When WHMP signed on in the 1950s, it not only took over the frequency that had been occupied by WHYN before that Springfield-market signal moved down the dial to 560, it even bought WHYN's tower and moved it here from its previous site in Holyoke! That same venerable tower still stands to this day, tucked in behind a charming little transmitter building that houses two generations of Harris transmitters, an older MW-1 and a newer Gates One that now powers WHMP's kilowatt (augmented by simulcasts in Greenfield on WHMQ 1240, ex-WHAI and in Springfield on WHNP 1600, ex-WIXY/WAQY.)
On to the studios we go - those are in downtown Northampton, just a block or so from the bustling commercial district that always seems to be packed with students from Smith and other nearby schools. While WLZX no longer keeps its main studio here, WHMP still uses Northampton as its hub, running a progressive talk format from the big main studio and adjoining news booth at the center of the building.
After WLZX moved out, Saga moved another station in: the 93.9 facility up in Turners Falls, near Greenfield, swapped calls and formats with Greenfield's WRSI (95.3), and that put WRSI's AAA format on 93.9 and shifted its focus down here to the central Pioneer Valley. The afternoon we stopped by in the company of engineer Howard Frost, there was live music going on in the FM studio, and how often do you see that anymore?
And we close by returning to Amherst and one more AM site: southeast of Amherst on Route 9, WTTT (1430) was once a pretty big commercial player in town, but in the 1990s it spawned an FM, WRNX 100.9, which eventually became a much more profitable venture than its daytime AM sister.
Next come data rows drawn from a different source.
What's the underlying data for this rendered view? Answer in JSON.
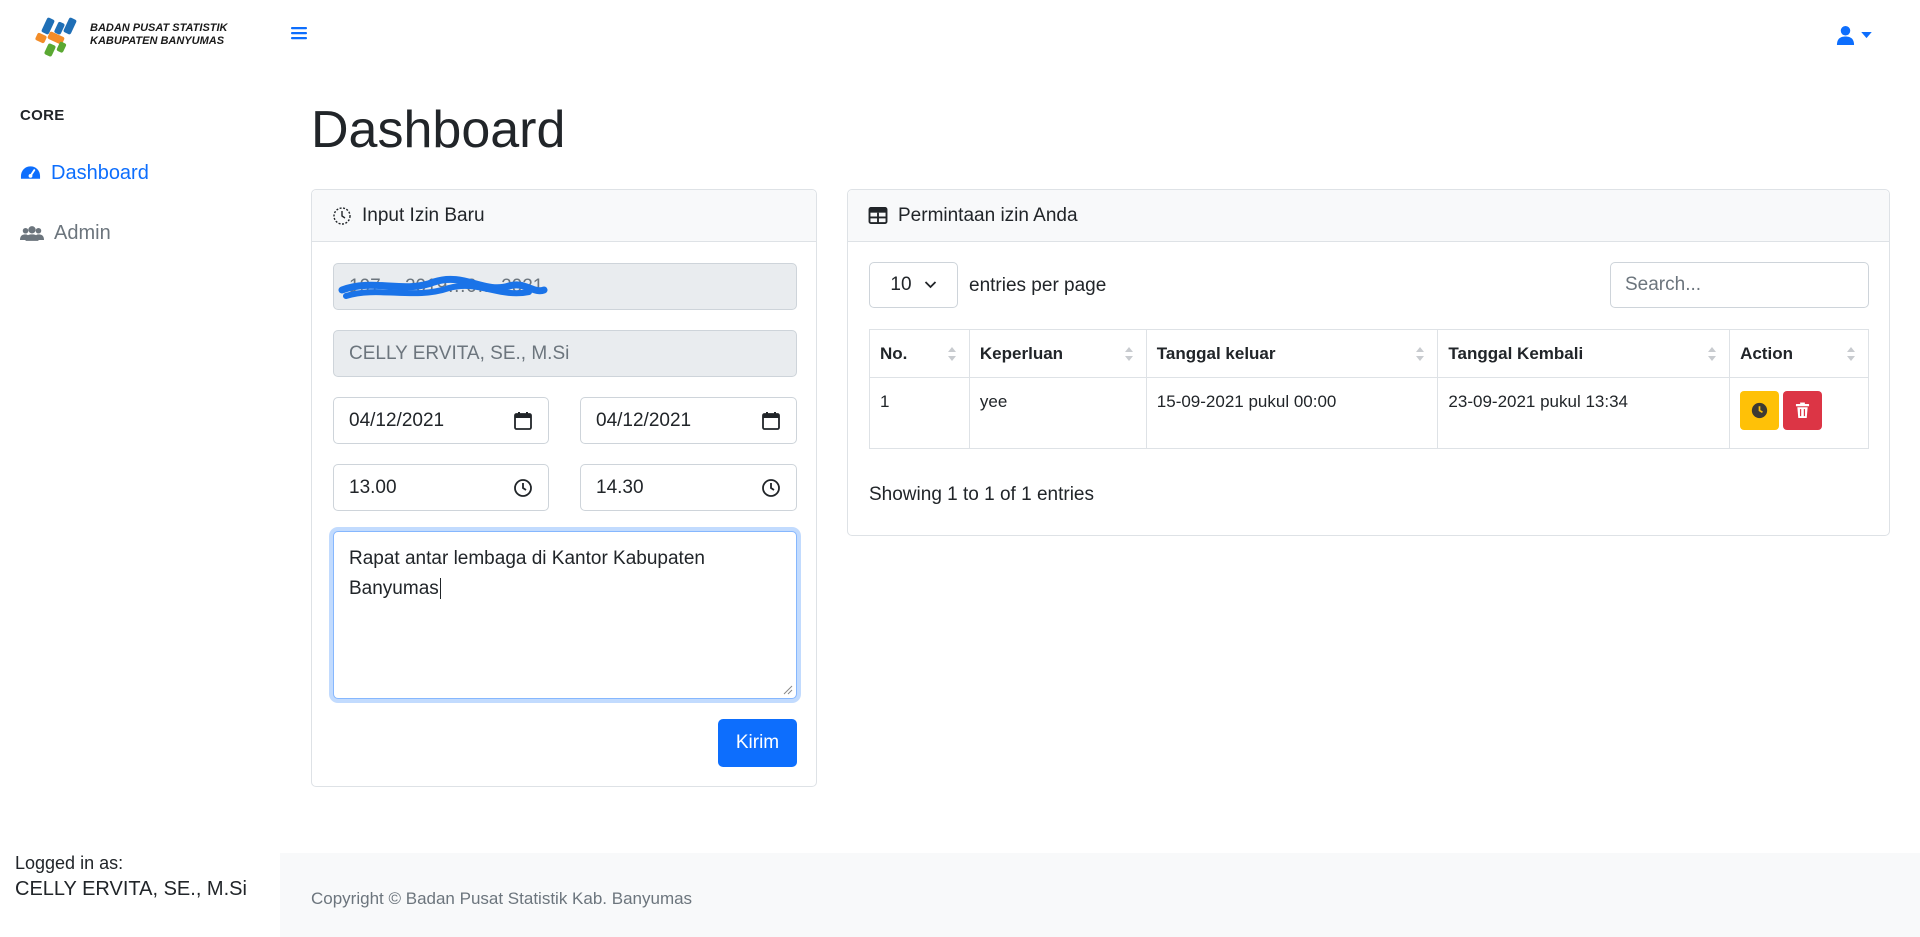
{
  "brand": {
    "line1": "BADAN PUSAT STATISTIK",
    "line2": "KABUPATEN BANYUMAS",
    "logo_colors": [
      "#1f6fb6",
      "#f28c28",
      "#5aa832"
    ]
  },
  "topnav": {
    "menu_icon": "bars-icon",
    "user_icon": "user-icon"
  },
  "sidebar": {
    "heading": "CORE",
    "items": [
      {
        "label": "Dashboard",
        "icon": "tachometer-icon",
        "active": true
      },
      {
        "label": "Admin",
        "icon": "users-icon",
        "active": false
      }
    ],
    "logged_in_label": "Logged in as:",
    "logged_in_name": "CELLY ERVITA, SE., M.Si"
  },
  "page": {
    "title": "Dashboard"
  },
  "form_card": {
    "header": "Input Izin Baru",
    "header_icon": "clock-icon",
    "nip_value": "197… 2019…0… 2021",
    "name_value": "CELLY ERVITA, SE., M.Si",
    "date_start": "04/12/2021",
    "date_end": "04/12/2021",
    "time_start": "13.00",
    "time_end": "14.30",
    "purpose": "Rapat antar lembaga di Kantor Kabupaten Banyumas",
    "submit_label": "Kirim"
  },
  "requests_card": {
    "header": "Permintaan izin Anda",
    "header_icon": "table-icon",
    "per_page": "10",
    "per_page_label": "entries per page",
    "search_placeholder": "Search...",
    "columns": [
      "No.",
      "Keperluan",
      "Tanggal keluar",
      "Tanggal Kembali",
      "Action"
    ],
    "rows": [
      {
        "no": "1",
        "keperluan": "yee",
        "keluar": "15-09-2021 pukul 00:00",
        "kembali": "23-09-2021 pukul 13:34"
      }
    ],
    "info": "Showing 1 to 1 of 1 entries"
  },
  "footer": {
    "copyright": "Copyright © Badan Pusat Statistik Kab. Banyumas"
  },
  "colors": {
    "primary": "#0d6efd",
    "warning": "#ffc107",
    "danger": "#dc3545",
    "redaction": "#1a73e8"
  }
}
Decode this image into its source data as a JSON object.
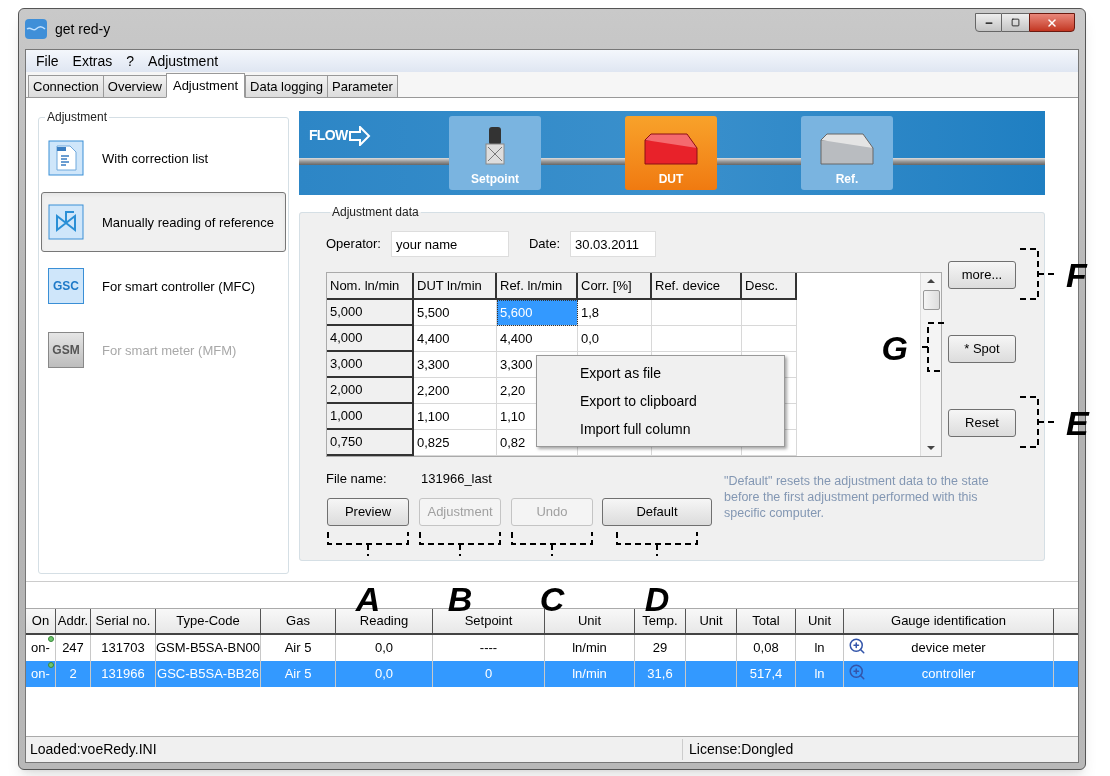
{
  "window": {
    "title": "get red-y"
  },
  "menu": [
    "File",
    "Extras",
    "?",
    "Adjustment"
  ],
  "tabs": [
    {
      "label": "Connection",
      "selected": false
    },
    {
      "label": "Overview",
      "selected": false
    },
    {
      "label": "Adjustment",
      "selected": true
    },
    {
      "label": "Data logging",
      "selected": false
    },
    {
      "label": "Parameter",
      "selected": false
    }
  ],
  "adjustment_group": {
    "title": "Adjustment",
    "items": [
      {
        "kind": "document",
        "label": "With correction list",
        "selected": false,
        "disabled": false
      },
      {
        "kind": "valve",
        "label": "Manually reading of reference",
        "selected": true,
        "disabled": false
      },
      {
        "kind": "badge",
        "badge": "GSC",
        "label": "For smart controller (MFC)",
        "selected": false,
        "disabled": false
      },
      {
        "kind": "badge",
        "badge": "GSM",
        "label": "For smart meter (MFM)",
        "selected": false,
        "disabled": true
      }
    ]
  },
  "flow_banner": {
    "flow_label": "FLOW",
    "stations": [
      {
        "kind": "valve",
        "label": "Setpoint",
        "selected": false
      },
      {
        "kind": "device",
        "label": "DUT",
        "selected": true
      },
      {
        "kind": "device",
        "label": "Ref.",
        "selected": false
      }
    ]
  },
  "adjustment_data": {
    "title": "Adjustment data",
    "operator_label": "Operator:",
    "operator": "your name",
    "date_label": "Date:",
    "date": "30.03.2011",
    "columns": [
      "Nom. ln/min",
      "DUT ln/min",
      "Ref. ln/min",
      "Corr. [%]",
      "Ref. device",
      "Desc."
    ],
    "rows": [
      {
        "cells": [
          {
            "text": "5,000",
            "selected": false
          },
          {
            "text": "5,500",
            "selected": false
          },
          {
            "text": "5,600",
            "selected": true
          },
          {
            "text": "1,8",
            "selected": false
          }
        ]
      },
      {
        "cells": [
          {
            "text": "4,000",
            "selected": false
          },
          {
            "text": "4,400",
            "selected": false
          },
          {
            "text": "4,400",
            "selected": false
          },
          {
            "text": "0,0",
            "selected": false
          }
        ]
      },
      {
        "cells": [
          {
            "text": "3,000",
            "selected": false
          },
          {
            "text": "3,300",
            "selected": false
          },
          {
            "text": "3,300",
            "selected": false
          }
        ]
      },
      {
        "cells": [
          {
            "text": "2,000",
            "selected": false
          },
          {
            "text": "2,200",
            "selected": false
          },
          {
            "text": "2,20",
            "selected": false
          }
        ]
      },
      {
        "cells": [
          {
            "text": "1,000",
            "selected": false
          },
          {
            "text": "1,100",
            "selected": false
          },
          {
            "text": "1,10",
            "selected": false
          }
        ]
      },
      {
        "cells": [
          {
            "text": "0,750",
            "selected": false
          },
          {
            "text": "0,825",
            "selected": false
          },
          {
            "text": "0,82",
            "selected": false
          }
        ]
      }
    ],
    "context_menu": [
      "Export as file",
      "Export to clipboard",
      "Import full column"
    ],
    "side_buttons": [
      {
        "label": "more...",
        "callout": "F"
      },
      {
        "label": "* Spot",
        "callout": "G"
      },
      {
        "label": "Reset",
        "callout": "E"
      }
    ],
    "file_name_label": "File name:",
    "file_name": "131966_last",
    "buttons": [
      {
        "label": "Preview",
        "disabled": false,
        "callout": "A"
      },
      {
        "label": "Adjustment",
        "disabled": true,
        "callout": "B"
      },
      {
        "label": "Undo",
        "disabled": true,
        "callout": "C"
      },
      {
        "label": "Default",
        "disabled": false,
        "callout": "D"
      }
    ],
    "hint": "\"Default\" resets the adjustment data to the state before the first adjustment performed with this specific computer."
  },
  "device_table": {
    "columns": [
      "On",
      "Addr.",
      "Serial no.",
      "Type-Code",
      "Gas",
      "Reading",
      "Setpoint",
      "Unit",
      "Temp.",
      "Unit",
      "Total",
      "Unit",
      "Gauge identification"
    ],
    "rows": [
      {
        "selected": false,
        "cells": [
          "on-",
          "247",
          "131703",
          "GSM-B5SA-BN00",
          "Air 5",
          "0,0",
          "----",
          "ln/min",
          "29",
          null,
          "0,08",
          "ln",
          "device meter"
        ]
      },
      {
        "selected": true,
        "cells": [
          "on-",
          "2",
          "131966",
          "GSC-B5SA-BB26",
          "Air 5",
          "0,0",
          "0",
          "ln/min",
          "31,6",
          null,
          "517,4",
          "ln",
          "controller"
        ]
      }
    ]
  },
  "status_bar": [
    "Loaded:voeRedy.INI",
    "License:Dongled"
  ]
}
Pamal ended up trading WRNX to Clear Channel, which has slowly been migrating its signal southward into Springfield - and that left the AM signal on 1430 behind as something of an afterthought.
Rather than try to program it as a standalone commercial AM, Pamal has leased the 1430 signal (now WPNI) to public stations, first to WFCR, which ran a secondary talk format here - and then when WFCR migrated that format to the much bigger Westfield-licensed WNNZ 640, WPNI ended up simulcasting the folky AAA sound of Boston's WUMB-FM, which it continues to do today.